Grandma may not be the first suspect when painkillers vanish from the medicine cabinet.
But many elderly Americans are fighting often-hidden battles with prescription drug abuse, a Florida addiction specialist cautioned Thursday in Pittsburgh. John Dyben suggested nearly 2.9 million older adults nationwide may face the problem, a figure that fits into federal estimates on overall substance abuse among those at least 60 years old.
“The reality is that it’s happening a lot,” said Mr. Dyben, director of older adult treatment services at the Hanley Center in West Palm Beach. The facility is among few residential programs in the United States that specialize in substance abuse care for the elderly, whose addictions can worsen pre-existing health conditions, he said.
Mr. Dyben delivered the warning to about 350 people at the Sheraton Pittsburgh Hotel at Station Square, where a two-day conference on the opioid crisis is being held.
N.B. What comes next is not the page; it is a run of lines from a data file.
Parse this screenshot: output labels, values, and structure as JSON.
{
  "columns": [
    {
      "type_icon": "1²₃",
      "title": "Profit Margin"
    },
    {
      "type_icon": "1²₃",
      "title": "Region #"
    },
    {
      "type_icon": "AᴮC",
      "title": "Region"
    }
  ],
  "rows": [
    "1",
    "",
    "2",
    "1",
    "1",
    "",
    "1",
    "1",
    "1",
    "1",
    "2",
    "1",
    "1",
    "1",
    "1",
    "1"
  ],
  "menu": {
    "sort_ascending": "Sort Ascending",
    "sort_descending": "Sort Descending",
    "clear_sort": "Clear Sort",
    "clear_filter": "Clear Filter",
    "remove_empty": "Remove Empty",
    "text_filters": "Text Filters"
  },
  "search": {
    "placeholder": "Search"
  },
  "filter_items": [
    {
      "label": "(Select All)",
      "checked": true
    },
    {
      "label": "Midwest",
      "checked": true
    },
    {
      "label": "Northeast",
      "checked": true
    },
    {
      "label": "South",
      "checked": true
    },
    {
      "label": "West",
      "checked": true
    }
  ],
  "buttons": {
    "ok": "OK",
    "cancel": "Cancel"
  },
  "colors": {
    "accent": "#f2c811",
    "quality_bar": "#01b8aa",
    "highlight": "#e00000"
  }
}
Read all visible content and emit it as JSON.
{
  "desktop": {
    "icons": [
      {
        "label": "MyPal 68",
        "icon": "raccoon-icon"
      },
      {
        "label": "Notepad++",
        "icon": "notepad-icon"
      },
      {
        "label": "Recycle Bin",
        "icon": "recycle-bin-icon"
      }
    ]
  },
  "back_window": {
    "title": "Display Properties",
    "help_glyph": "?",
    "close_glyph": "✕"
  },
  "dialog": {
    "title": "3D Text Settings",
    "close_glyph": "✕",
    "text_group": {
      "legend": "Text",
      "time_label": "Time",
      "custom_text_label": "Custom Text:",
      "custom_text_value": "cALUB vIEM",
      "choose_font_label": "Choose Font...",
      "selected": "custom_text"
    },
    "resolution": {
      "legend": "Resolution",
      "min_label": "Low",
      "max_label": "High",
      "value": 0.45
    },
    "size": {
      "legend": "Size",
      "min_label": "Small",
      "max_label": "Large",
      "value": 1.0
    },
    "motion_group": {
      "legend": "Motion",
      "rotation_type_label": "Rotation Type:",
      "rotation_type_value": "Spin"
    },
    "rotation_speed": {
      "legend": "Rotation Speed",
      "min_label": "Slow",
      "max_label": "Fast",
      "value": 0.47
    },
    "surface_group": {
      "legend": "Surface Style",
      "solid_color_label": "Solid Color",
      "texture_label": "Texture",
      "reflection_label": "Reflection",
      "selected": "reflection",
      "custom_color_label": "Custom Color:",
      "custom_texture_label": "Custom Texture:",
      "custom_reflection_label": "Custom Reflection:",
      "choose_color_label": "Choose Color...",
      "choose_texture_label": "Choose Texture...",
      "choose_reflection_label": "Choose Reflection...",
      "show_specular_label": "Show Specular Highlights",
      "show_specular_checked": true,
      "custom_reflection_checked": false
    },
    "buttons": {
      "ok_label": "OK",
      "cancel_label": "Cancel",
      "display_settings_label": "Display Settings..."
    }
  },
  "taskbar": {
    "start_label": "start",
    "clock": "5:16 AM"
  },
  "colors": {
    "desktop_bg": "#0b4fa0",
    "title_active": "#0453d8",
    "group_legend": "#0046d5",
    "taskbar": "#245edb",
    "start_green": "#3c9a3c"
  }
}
Cleveland-based Vendome Healthcare Media pulled together the event, whose attendees include a cross-section of counselors, therapists and doctors from across the area. Speakers on Thursday put an emphasis on strategies for slashing overuse of narcotics. More than 14,000 people died in 2014 from overdoses involving prescription forms of the drugs, such as oxycodone and hydrocodone, according to the Centers for Disease Control and Prevention.
Recovery ”programs aren’t as friendly as we think they are,” said Peter F. Luongo, executive director at the Downtown-based Institute for Research, Education and Training in Addictions. He said specialists should give a sense of hope to recovering addicts, who can face deadly relapses once when they leave treatment.
Likewise, the help shouldn’t follow a ”cookie-cutter” model that supplies identical care to each patient, said Thomas M. Baier, a senior executive director at JEVS Human Services in Philadelphia. He said care can “be whatever it needs to be” — as long as it works.
“We’re talking about human beings here,” said Mr. Baier, who oversees methadone clinics. “There are too, too many variables.”
As for older patients, Mr. Dyben said conversational approaches to screening can help health care workers identify those with substance abuse problems. Nearly 12 million Medicare beneficiaries received at least one prescription for an opioid painkiller last year, according to a federal report released this week.
Adam Smeltz: email@example.com, 412-263-2625.. The Associated Press contributed.